:: TASK DIRECTIONS ::
After reading the data below, copy out every line that contains the word "Expert".

:: DATA EXTRACTS ::
==============================

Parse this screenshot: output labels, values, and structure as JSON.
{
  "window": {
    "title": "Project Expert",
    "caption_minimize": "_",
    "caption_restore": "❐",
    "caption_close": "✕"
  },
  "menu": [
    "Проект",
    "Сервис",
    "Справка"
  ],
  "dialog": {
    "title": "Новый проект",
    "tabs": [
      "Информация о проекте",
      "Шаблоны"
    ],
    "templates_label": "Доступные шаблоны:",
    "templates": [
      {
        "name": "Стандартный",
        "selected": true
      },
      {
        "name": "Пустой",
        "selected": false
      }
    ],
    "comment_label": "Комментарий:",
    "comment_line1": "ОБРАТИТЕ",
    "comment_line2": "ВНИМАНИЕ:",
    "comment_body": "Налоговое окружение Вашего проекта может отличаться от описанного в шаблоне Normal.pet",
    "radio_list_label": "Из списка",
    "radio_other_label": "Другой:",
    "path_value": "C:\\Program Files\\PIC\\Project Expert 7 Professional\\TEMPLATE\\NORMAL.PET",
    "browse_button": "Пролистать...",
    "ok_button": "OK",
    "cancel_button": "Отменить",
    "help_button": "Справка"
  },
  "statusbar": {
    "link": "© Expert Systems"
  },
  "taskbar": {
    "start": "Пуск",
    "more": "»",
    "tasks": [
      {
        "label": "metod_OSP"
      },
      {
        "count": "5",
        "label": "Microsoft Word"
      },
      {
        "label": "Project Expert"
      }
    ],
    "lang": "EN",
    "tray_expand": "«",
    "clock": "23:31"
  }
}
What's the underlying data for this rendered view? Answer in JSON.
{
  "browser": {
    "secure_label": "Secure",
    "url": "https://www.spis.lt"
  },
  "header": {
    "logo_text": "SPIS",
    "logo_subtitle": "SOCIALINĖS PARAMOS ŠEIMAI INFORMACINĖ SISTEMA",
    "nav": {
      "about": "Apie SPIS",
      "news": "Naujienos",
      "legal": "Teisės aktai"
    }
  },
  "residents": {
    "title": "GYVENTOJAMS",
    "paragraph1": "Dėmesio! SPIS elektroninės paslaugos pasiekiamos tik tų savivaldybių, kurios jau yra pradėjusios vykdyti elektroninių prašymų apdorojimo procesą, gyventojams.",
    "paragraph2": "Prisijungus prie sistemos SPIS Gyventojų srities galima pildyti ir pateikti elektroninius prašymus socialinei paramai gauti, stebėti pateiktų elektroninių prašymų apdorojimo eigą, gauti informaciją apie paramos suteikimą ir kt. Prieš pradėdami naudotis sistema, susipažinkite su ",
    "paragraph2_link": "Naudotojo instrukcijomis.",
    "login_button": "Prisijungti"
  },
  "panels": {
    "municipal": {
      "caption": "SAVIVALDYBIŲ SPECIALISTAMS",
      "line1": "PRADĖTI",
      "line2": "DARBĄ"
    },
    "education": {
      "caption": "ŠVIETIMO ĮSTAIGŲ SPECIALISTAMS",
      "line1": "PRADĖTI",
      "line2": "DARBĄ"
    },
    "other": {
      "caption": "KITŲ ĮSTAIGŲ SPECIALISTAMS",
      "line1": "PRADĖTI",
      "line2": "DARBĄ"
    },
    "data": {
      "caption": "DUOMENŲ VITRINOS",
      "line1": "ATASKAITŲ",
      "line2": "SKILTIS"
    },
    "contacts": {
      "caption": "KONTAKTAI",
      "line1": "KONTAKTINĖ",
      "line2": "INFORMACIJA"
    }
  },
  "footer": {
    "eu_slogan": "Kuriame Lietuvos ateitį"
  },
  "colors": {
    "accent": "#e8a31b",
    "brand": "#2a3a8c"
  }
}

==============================

:: EXPECTED OUTPUT ::
    "title": "Project Expert",
    "path_value": "C:\\Program Files\\PIC\\Project Expert 7 Professional\\TEMPLATE\\NORMAL.PET",
    "link": "© Expert Systems"
        "label": "Project Expert"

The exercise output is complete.